## Task to complete
In the entries below, count every line containing "Mock". Reply with the number alone.

## Records
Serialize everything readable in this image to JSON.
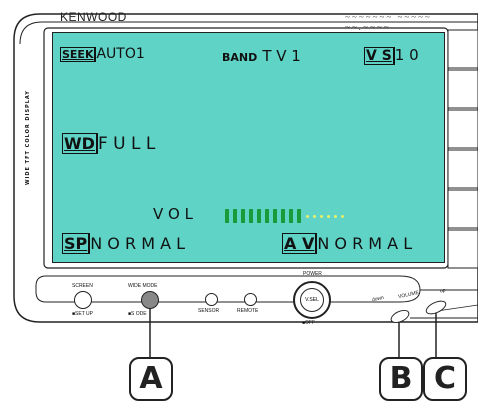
{
  "device": {
    "brand": "KENWOOD",
    "side_label": "WIDE TFT COLOR DISPLAY"
  },
  "screen": {
    "seek_label": "SEEK",
    "seek_value": "AUTO1",
    "band_label": "BAND",
    "band_value": "T V 1",
    "vs_label": "V S",
    "vs_value": "1 0",
    "wd_label": "WD",
    "wd_value": "F U L L",
    "vol_label": "V O L",
    "vol_level": 10,
    "vol_max": 16,
    "sp_label": "SP",
    "sp_value": "N O R M A L",
    "av_label": "A V",
    "av_value": "N O R M A L"
  },
  "controls": {
    "screen_label": "SCREEN",
    "setup_label": "SET UP",
    "wide_mode_label": "WIDE MODE",
    "wide_mode_sub": "S   ODE",
    "sensor_label": "SENSOR",
    "remote_label": "REMOTE",
    "power_label": "POWER",
    "vsel_label": "V.SEL",
    "off_label": "OFF",
    "volume_label": "VOLUME",
    "volume_down": "down",
    "volume_up": "up"
  },
  "callouts": {
    "a": "A",
    "b": "B",
    "c": "C"
  },
  "colors": {
    "screen": "#5fd3c6",
    "vol_bar": "#1a9a3a",
    "vol_dot": "#e8ef6a",
    "wide_mode_button": "#888888"
  }
}
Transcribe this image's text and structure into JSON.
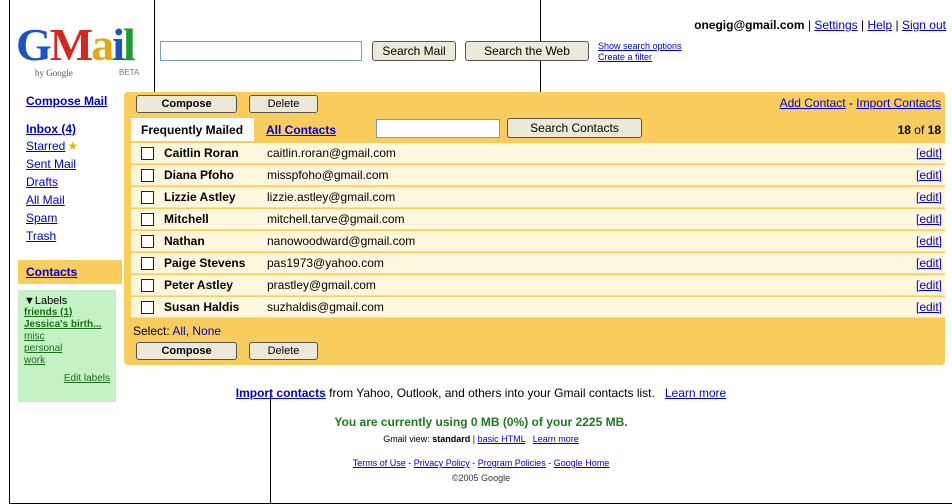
{
  "header": {
    "logo_bygoogle": "by Google",
    "logo_beta": "BETA",
    "search_mail": "Search Mail",
    "search_web": "Search the Web",
    "show_search_options": "Show search options",
    "create_filter": "Create a filter",
    "account_email": "onegig@gmail.com",
    "settings": "Settings",
    "help": "Help",
    "sign_out": "Sign out"
  },
  "sidebar": {
    "compose": "Compose Mail",
    "items": [
      "Inbox (4)",
      "Starred",
      "Sent Mail",
      "Drafts",
      "All Mail",
      "Spam",
      "Trash"
    ],
    "contacts": "Contacts",
    "labels_title": "Labels",
    "labels": [
      "friends (1)",
      "Jessica's birth...",
      "misc",
      "personal",
      "work"
    ],
    "edit_labels": "Edit labels"
  },
  "toolbar": {
    "compose": "Compose",
    "delete": "Delete",
    "add_contact": "Add Contact",
    "import_contacts": "Import Contacts"
  },
  "tabs": {
    "frequently_mailed": "Frequently Mailed",
    "all_contacts": "All Contacts",
    "search_contacts": "Search Contacts",
    "count_bold": "18",
    "count_rest": "of",
    "count_total": "18"
  },
  "contacts": [
    {
      "name": "Caitlin Roran",
      "email": "caitlin.roran@gmail.com",
      "edit": "[edit]"
    },
    {
      "name": "Diana Pfoho",
      "email": "misspfoho@gmail.com",
      "edit": "[edit]"
    },
    {
      "name": "Lizzie Astley",
      "email": "lizzie.astley@gmail.com",
      "edit": "[edit]"
    },
    {
      "name": "Mitchell",
      "email": "mitchell.tarve@gmail.com",
      "edit": "[edit]"
    },
    {
      "name": "Nathan",
      "email": "nanowoodward@gmail.com",
      "edit": "[edit]"
    },
    {
      "name": "Paige Stevens",
      "email": "pas1973@yahoo.com",
      "edit": "[edit]"
    },
    {
      "name": "Peter Astley",
      "email": "prastley@gmail.com",
      "edit": "[edit]"
    },
    {
      "name": "Susan Haldis",
      "email": "suzhaldis@gmail.com",
      "edit": "[edit]"
    }
  ],
  "select": {
    "label": "Select:",
    "all": "All",
    "none": "None"
  },
  "footer": {
    "import_link": "Import contacts",
    "import_text": "from Yahoo, Outlook, and others into your Gmail contacts list.",
    "learn_more": "Learn more",
    "usage": "You are currently using 0 MB (0%) of your 2225 MB.",
    "view_label": "Gmail view:",
    "view_standard": "standard",
    "basic_html": "basic HTML",
    "learn_more2": "Learn more",
    "terms": "Terms of Use",
    "privacy": "Privacy Policy",
    "program": "Program Policies",
    "google_home": "Google Home",
    "copyright": "©2005 Google"
  },
  "colors": {
    "panel": "#f9cc5e",
    "row": "#fff8de",
    "labels_bg": "#c4f2c4",
    "link": "#0000cc",
    "usage_text": "#1e7a1e"
  }
}
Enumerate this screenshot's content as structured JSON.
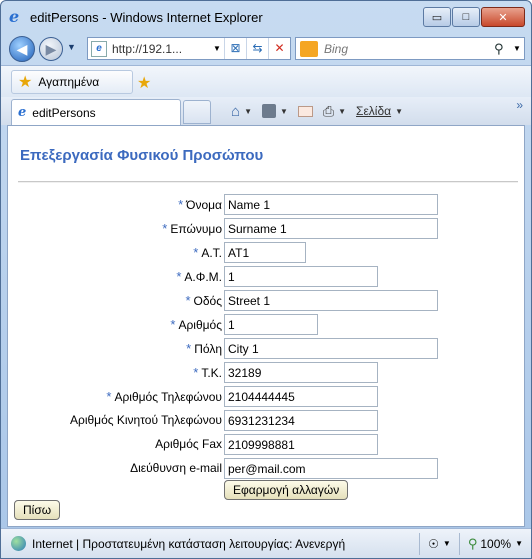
{
  "window": {
    "title": "editPersons - Windows Internet Explorer",
    "minimize_glyph": "▭",
    "maximize_glyph": "□",
    "close_glyph": "✕"
  },
  "address": {
    "url": "http://192.1...",
    "search_placeholder": "Bing"
  },
  "favorites": {
    "label": "Αγαπημένα"
  },
  "tabs": [
    {
      "label": "editPersons"
    }
  ],
  "commands": {
    "page_label": "Σελίδα",
    "overflow": "»"
  },
  "form": {
    "title": "Επεξεργασία Φυσικού Προσώπου",
    "required_mark": "*",
    "fields": [
      {
        "label": "Όνομα",
        "value": "Name 1",
        "required": true
      },
      {
        "label": "Επώνυμο",
        "value": "Surname 1",
        "required": true
      },
      {
        "label": "Α.Τ.",
        "value": "AT1",
        "required": true
      },
      {
        "label": "Α.Φ.Μ.",
        "value": "1",
        "required": true
      },
      {
        "label": "Οδός",
        "value": "Street 1",
        "required": true
      },
      {
        "label": "Αριθμός",
        "value": "1",
        "required": true
      },
      {
        "label": "Πόλη",
        "value": "City 1",
        "required": true
      },
      {
        "label": "Τ.Κ.",
        "value": "32189",
        "required": true
      },
      {
        "label": "Αριθμός Τηλεφώνου",
        "value": "2104444445",
        "required": true
      },
      {
        "label": "Αριθμός Κινητού Τηλεφώνου",
        "value": "6931231234",
        "required": false
      },
      {
        "label": "Αριθμός Fax",
        "value": "2109998881",
        "required": false
      },
      {
        "label": "Διεύθυνση e-mail",
        "value": "per@mail.com",
        "required": false
      }
    ],
    "apply_label": "Εφαρμογή αλλαγών",
    "back_label": "Πίσω"
  },
  "status": {
    "text": "Internet | Προστατευμένη κατάσταση λειτουργίας: Ανενεργή",
    "zoom": "100%"
  },
  "colors": {
    "title_blue": "#3c6abf",
    "required_blue": "#3c6abf"
  }
}
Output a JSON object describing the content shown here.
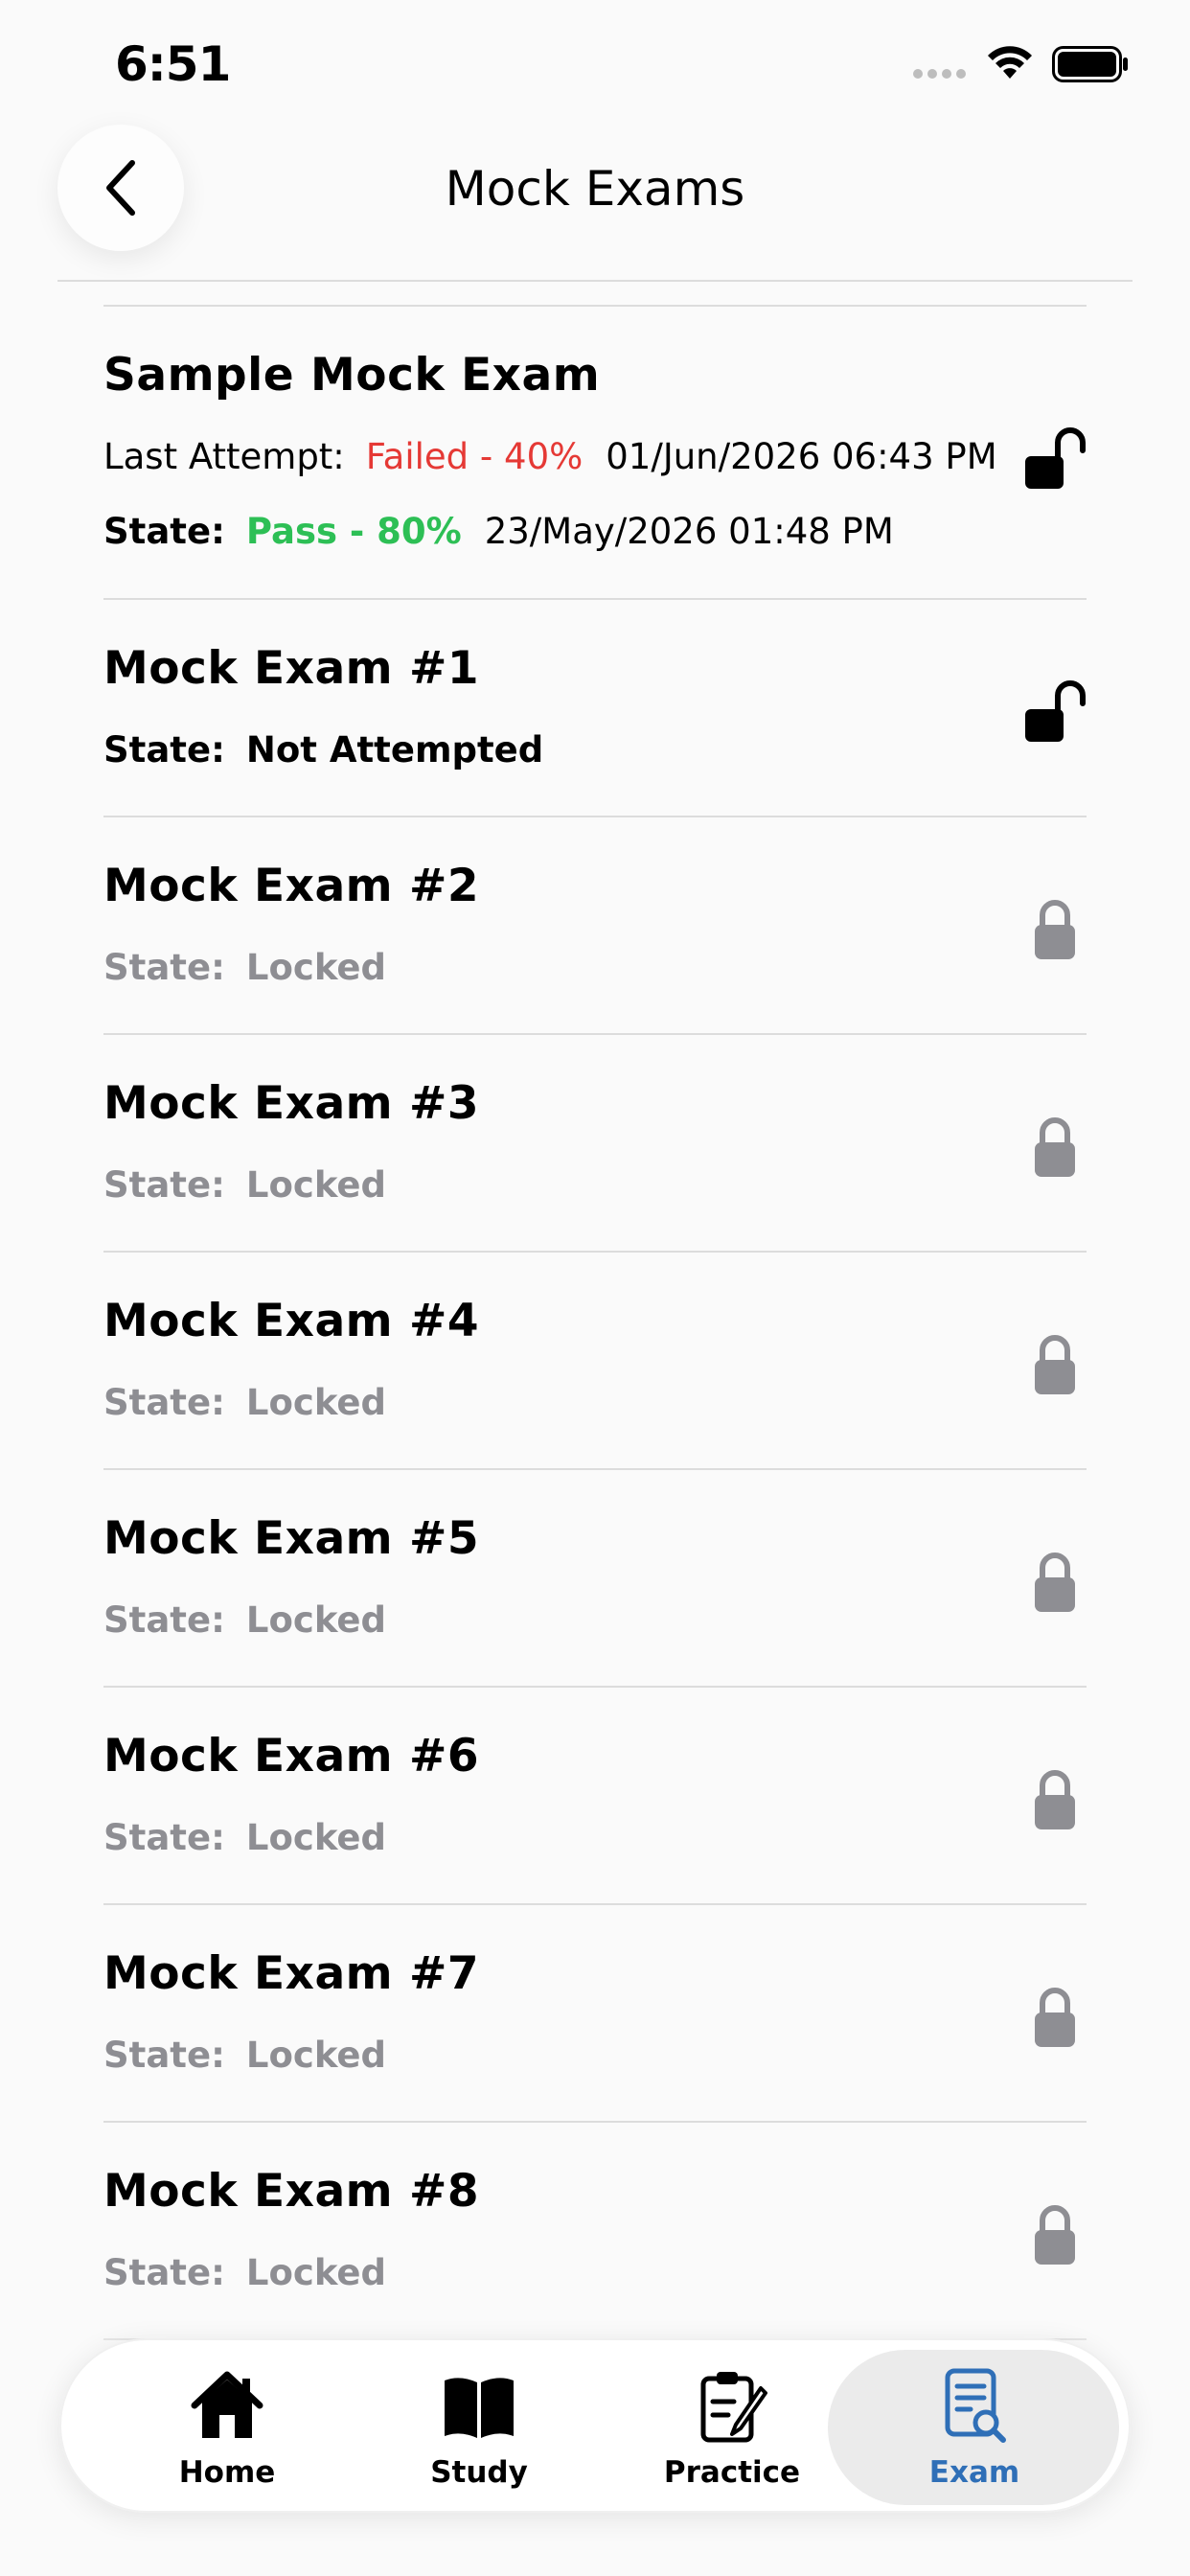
{
  "status_bar": {
    "time": "6:51"
  },
  "header": {
    "title": "Mock Exams"
  },
  "exams": [
    {
      "title": "Sample Mock Exam",
      "last_attempt_label": "Last Attempt:",
      "last_attempt_result": "Failed - 40%",
      "last_attempt_date": "01/Jun/2026 06:43 PM",
      "state_label": "State:",
      "state_result": "Pass - 80%",
      "state_date": "23/May/2026 01:48 PM",
      "lock": "unlocked-icon"
    },
    {
      "title": "Mock Exam #1",
      "state_label": "State:",
      "state_value": "Not Attempted",
      "lock": "unlocked-icon"
    },
    {
      "title": "Mock Exam #2",
      "state_label": "State:",
      "state_value": "Locked",
      "lock": "lock-icon"
    },
    {
      "title": "Mock Exam #3",
      "state_label": "State:",
      "state_value": "Locked",
      "lock": "lock-icon"
    },
    {
      "title": "Mock Exam #4",
      "state_label": "State:",
      "state_value": "Locked",
      "lock": "lock-icon"
    },
    {
      "title": "Mock Exam #5",
      "state_label": "State:",
      "state_value": "Locked",
      "lock": "lock-icon"
    },
    {
      "title": "Mock Exam #6",
      "state_label": "State:",
      "state_value": "Locked",
      "lock": "lock-icon"
    },
    {
      "title": "Mock Exam #7",
      "state_label": "State:",
      "state_value": "Locked",
      "lock": "lock-icon"
    },
    {
      "title": "Mock Exam #8",
      "state_label": "State:",
      "state_value": "Locked",
      "lock": "lock-icon"
    }
  ],
  "bottom_nav": {
    "items": [
      {
        "label": "Home",
        "icon": "home-icon"
      },
      {
        "label": "Study",
        "icon": "book-icon"
      },
      {
        "label": "Practice",
        "icon": "clipboard-edit-icon"
      },
      {
        "label": "Exam",
        "icon": "exam-search-icon"
      }
    ],
    "active": "Exam"
  },
  "colors": {
    "failed": "#e53935",
    "pass": "#2dbf55",
    "locked_gray": "#8e8e93",
    "nav_active": "#2f6fb7"
  }
}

## Task result
10